first_imgDonegal Airport has been put out of operation after it was struck by lightning this evening.Vital equipment at the airport was damaged leading to a cancellation of flights.Tomorrow morning’s flights to and from the airport have also been cancelled. Engineers will be on site tomorrow morning in a bid to repair the damage.Passengers are currently being bussed to and from Dublin.It comes as winds begin to pick up speeds across the country ahead of a code red storm warning for this evening.Donegal may escape the worst of the storm but winds are expected to increase across the North West again tomorrow.
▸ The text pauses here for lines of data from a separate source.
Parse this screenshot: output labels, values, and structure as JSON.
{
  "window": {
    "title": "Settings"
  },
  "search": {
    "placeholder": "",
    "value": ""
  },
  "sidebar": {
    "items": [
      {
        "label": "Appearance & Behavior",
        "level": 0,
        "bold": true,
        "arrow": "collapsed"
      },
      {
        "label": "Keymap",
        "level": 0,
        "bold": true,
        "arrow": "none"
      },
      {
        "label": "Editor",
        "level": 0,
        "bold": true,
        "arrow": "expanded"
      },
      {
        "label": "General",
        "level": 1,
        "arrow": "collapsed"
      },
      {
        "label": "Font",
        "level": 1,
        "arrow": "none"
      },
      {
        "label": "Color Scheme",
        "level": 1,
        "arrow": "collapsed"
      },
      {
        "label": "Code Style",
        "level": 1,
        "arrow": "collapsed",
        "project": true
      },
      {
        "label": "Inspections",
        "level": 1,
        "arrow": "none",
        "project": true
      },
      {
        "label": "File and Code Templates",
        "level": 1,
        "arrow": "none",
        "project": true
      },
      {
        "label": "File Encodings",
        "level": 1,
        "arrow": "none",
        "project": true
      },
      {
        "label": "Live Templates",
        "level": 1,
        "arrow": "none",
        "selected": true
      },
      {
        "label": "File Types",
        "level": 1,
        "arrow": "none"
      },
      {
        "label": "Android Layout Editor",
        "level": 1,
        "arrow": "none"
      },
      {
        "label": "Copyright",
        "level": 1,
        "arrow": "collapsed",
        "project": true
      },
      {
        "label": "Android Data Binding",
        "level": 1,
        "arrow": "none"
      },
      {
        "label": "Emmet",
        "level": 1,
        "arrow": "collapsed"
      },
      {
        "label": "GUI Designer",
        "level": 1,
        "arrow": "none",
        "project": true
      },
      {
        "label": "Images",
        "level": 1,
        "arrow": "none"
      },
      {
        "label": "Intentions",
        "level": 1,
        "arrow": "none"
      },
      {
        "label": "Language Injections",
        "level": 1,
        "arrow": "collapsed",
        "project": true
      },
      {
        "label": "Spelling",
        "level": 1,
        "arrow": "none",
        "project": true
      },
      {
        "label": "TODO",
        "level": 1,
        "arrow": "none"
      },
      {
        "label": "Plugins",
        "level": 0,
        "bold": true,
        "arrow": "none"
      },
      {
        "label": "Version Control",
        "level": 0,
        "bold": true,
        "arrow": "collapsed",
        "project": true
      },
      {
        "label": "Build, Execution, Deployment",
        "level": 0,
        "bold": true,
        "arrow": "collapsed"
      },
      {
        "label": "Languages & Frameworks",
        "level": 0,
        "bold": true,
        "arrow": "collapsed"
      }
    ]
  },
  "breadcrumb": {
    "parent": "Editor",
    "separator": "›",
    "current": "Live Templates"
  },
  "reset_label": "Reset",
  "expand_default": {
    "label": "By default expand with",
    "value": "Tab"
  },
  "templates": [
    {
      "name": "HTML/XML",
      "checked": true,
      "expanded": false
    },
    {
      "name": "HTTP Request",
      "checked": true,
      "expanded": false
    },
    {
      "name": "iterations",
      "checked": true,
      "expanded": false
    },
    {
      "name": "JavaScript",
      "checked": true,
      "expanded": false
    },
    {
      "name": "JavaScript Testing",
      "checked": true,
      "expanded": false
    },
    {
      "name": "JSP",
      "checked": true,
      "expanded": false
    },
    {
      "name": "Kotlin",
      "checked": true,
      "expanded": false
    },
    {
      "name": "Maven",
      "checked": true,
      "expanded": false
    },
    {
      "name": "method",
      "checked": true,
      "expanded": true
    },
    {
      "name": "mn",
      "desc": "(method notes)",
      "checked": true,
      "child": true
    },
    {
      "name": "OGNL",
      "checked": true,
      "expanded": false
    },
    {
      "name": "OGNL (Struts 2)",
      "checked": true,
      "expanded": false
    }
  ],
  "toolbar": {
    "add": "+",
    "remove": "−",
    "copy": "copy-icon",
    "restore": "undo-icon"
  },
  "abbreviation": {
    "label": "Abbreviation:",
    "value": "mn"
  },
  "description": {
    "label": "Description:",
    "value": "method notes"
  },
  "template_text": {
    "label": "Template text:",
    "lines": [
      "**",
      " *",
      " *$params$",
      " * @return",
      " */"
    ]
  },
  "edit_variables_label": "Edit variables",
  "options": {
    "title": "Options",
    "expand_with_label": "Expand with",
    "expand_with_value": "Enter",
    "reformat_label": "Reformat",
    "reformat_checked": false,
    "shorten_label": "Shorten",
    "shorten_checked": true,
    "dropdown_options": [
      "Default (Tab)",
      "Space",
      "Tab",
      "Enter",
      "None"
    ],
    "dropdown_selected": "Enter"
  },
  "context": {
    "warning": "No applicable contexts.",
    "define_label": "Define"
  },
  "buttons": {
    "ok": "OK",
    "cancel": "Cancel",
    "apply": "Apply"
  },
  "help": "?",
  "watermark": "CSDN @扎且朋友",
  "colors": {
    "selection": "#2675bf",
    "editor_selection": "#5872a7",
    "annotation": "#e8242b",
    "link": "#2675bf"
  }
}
If you have any storm damage report please contact info@donegaldaily.com.We will publish all reports once they are verified. STORM ALERT: DONEGAL AIRPORT KNOCKED OUT BY LIGHTNING STRIKE was last modified: December 26th, 2013 by StephenShare this:Click to share on Facebook (Opens in new window)Click to share on Twitter (Opens in new window)Click to share on LinkedIn (Opens in new window)Click to share on Reddit (Opens in new window)Click to share on Pocket (Opens in new window)Click to share on Telegram (Opens in new window)Click to share on WhatsApp (Opens in new window)Click to share on Skype (Opens in new window)Click to print (Opens in new window) Tags:Donegal Airportlightning strikestormlast_img read more

Affordable Housing vs an Upscale Parking Lot in Maine

first_imgShare14TweetShare1Email15 SharesAugust 3, 2015; Portland Press Herald (Portland, ME)Sometimes public-private partnerships that enjoy the support of local government still manage to generate controversy among local communities.The city council of Portland, Maine, is about to give a nonprofit housing developer a 22-year tax break worth more than $700,000 to subsidize the construction of a four-story affordable housing complex in one of the city’s upscale neighborhoods. The project would provide 37 units of new housing for people with limited incomes, but according to the Portland Press Herald it has drawn opposition from some neighbors, both over the loss of parking as well as whether affordable housing fits the historic neighborhood.Avesta Housing says the project will provide workforce housing at a time of high demand and low vacancy rates, and that the waiting list is already long. Avesta’s executive director told the paper that the number of people who have contacted it for housing in the past six months is up 27 percent over last year, while rents in Portland have increased 17.4 percent—the second-highest rate in the U.S., according to Zillow.The half-acre site of the proposed development is being reviewed by the city’s planning and historic preservation boards. The property is currently a parking lot, and opponents are concerned about the loss of spaces and the lack of on-street parking, with one longtime resident claiming the loss of parking may force her to move.Avesta Housing bought the half-acre parking lot and two apartment buildings in 2011 for $6.2 million, and is investing almost $11.5 million into the project, which would have parking spots on site along with the 37 apartments.The housing will be set aside for individuals and families who make at or below 40 to 60 percent of the Portland area’s median income, with rents ranging from $540 to $1,044 a month. The rents are made affordable by taking advantage of housing tax credits offered by Maine Housing and a tax increment financing deal with the city.During the 22-year tax break the council is considering, the nonprofit developer would keep 65 percent of the new tax revenue generated; after 22 years, the city would receive all of the taxes. The local city councilor supports the project and the tax break, saying, “We have a housing crisis.”One local neighborhood association is staying out of the divisive project debate, although another is already on record in opposition, objecting to the loss of parking as well as to the use of tax revenue to subsidize affordable housing.—Larry KaplanShare14TweetShare1Email15 Shareslast_img read more